*** Block opens ***

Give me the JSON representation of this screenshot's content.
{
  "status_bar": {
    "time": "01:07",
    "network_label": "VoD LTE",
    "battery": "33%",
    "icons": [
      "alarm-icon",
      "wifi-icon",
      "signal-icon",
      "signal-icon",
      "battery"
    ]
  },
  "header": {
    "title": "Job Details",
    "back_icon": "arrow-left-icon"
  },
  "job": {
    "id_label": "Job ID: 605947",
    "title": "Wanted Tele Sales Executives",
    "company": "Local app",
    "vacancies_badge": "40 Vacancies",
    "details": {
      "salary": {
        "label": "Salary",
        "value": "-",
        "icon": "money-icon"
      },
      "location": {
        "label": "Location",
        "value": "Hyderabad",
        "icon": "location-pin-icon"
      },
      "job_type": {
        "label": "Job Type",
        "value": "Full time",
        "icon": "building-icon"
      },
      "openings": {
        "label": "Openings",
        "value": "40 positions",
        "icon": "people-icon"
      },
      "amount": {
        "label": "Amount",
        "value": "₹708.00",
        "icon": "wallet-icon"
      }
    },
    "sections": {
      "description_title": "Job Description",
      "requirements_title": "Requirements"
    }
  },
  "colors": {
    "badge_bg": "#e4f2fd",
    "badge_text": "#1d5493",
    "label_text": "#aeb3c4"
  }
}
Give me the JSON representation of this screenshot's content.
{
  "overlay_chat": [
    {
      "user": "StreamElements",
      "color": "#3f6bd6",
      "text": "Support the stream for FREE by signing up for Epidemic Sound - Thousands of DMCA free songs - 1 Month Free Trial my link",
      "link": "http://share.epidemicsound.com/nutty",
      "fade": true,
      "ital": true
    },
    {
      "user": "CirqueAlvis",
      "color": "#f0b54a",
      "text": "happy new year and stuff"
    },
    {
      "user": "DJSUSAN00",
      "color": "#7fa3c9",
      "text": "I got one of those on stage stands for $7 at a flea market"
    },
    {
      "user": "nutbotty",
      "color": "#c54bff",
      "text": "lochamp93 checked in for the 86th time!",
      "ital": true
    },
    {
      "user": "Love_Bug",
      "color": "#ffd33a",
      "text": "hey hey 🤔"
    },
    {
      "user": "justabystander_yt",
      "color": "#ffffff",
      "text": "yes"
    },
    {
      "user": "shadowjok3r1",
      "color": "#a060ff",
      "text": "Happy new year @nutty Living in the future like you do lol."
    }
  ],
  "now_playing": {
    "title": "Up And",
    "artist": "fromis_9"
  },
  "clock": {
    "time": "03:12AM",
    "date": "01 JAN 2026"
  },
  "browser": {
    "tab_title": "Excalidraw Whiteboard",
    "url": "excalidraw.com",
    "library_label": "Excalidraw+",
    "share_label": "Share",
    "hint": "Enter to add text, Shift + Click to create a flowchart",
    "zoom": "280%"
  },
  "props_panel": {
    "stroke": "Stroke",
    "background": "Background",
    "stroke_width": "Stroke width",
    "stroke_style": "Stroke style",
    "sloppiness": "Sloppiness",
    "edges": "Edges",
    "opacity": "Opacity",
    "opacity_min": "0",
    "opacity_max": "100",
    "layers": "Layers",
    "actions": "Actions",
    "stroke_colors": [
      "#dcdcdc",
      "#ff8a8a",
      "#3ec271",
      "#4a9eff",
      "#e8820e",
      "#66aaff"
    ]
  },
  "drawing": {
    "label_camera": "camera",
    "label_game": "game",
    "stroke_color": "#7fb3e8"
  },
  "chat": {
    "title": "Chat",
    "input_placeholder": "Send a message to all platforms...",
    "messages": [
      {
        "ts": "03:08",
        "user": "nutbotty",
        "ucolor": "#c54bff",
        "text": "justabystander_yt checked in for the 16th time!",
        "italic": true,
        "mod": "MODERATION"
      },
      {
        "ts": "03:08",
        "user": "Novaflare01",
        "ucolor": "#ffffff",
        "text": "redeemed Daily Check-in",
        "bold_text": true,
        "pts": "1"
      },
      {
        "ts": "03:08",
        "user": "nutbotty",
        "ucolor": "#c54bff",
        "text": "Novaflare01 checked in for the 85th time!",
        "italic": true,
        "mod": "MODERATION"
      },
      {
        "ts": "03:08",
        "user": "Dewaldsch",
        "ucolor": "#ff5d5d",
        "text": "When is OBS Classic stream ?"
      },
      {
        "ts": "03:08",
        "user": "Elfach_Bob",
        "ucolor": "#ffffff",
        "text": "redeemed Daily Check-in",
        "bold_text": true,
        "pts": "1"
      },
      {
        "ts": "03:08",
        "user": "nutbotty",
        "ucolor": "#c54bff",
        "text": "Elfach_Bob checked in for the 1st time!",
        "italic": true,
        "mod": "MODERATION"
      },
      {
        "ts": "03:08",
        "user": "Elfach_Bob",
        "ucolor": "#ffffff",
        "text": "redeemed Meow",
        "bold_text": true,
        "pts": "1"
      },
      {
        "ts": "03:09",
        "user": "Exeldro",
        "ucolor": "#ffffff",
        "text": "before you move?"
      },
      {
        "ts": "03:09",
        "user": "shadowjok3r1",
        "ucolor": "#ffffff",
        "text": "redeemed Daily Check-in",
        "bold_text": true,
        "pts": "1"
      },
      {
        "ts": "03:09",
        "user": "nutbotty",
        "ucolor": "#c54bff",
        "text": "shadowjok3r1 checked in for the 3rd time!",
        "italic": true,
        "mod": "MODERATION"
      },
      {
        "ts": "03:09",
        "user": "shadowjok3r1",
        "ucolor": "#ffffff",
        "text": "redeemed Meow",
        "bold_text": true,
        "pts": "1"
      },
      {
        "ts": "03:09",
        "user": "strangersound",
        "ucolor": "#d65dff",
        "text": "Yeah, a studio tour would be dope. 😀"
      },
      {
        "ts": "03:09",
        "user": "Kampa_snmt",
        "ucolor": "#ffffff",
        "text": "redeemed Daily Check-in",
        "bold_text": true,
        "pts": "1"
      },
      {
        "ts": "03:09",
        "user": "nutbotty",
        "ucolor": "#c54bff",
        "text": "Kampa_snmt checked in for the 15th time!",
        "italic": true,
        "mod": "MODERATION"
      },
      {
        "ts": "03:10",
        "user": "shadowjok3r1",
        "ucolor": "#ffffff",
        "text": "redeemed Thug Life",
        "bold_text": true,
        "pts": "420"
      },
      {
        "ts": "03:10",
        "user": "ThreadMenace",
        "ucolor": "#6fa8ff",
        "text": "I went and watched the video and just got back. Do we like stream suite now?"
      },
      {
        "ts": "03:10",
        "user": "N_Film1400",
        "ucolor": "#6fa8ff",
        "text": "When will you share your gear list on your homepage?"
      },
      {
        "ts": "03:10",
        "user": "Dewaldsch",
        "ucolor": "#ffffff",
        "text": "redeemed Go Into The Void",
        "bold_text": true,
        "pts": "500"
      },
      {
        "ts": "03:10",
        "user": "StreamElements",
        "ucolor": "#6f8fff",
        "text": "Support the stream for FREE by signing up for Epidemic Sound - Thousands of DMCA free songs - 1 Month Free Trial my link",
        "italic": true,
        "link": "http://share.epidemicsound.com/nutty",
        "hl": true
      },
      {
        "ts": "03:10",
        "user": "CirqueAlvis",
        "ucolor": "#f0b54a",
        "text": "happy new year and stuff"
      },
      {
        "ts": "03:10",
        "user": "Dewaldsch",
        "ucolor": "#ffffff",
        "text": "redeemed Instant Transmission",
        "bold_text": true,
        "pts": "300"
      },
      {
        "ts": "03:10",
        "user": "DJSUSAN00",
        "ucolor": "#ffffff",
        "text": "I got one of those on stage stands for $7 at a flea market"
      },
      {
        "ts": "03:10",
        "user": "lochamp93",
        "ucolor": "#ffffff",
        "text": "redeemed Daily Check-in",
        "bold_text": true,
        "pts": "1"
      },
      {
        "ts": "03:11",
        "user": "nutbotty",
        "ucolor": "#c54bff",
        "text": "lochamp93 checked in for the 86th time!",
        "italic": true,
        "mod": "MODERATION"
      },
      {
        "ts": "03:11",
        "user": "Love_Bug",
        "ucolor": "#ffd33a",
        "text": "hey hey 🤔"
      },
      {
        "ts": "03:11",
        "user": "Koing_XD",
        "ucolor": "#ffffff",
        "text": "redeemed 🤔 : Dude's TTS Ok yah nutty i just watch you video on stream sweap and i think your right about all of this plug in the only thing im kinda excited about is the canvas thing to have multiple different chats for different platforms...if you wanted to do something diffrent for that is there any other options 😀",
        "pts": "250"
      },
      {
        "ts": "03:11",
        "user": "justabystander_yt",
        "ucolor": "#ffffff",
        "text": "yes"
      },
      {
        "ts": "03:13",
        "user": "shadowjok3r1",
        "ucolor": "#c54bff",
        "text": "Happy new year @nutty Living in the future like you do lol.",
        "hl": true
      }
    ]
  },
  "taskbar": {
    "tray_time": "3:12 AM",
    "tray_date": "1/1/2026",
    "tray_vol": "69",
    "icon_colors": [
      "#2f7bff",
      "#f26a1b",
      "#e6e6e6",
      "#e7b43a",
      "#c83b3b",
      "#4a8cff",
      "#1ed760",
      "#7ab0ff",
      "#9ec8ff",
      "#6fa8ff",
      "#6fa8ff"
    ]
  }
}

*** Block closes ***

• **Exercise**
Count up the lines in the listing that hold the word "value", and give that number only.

• **Solved problem**
5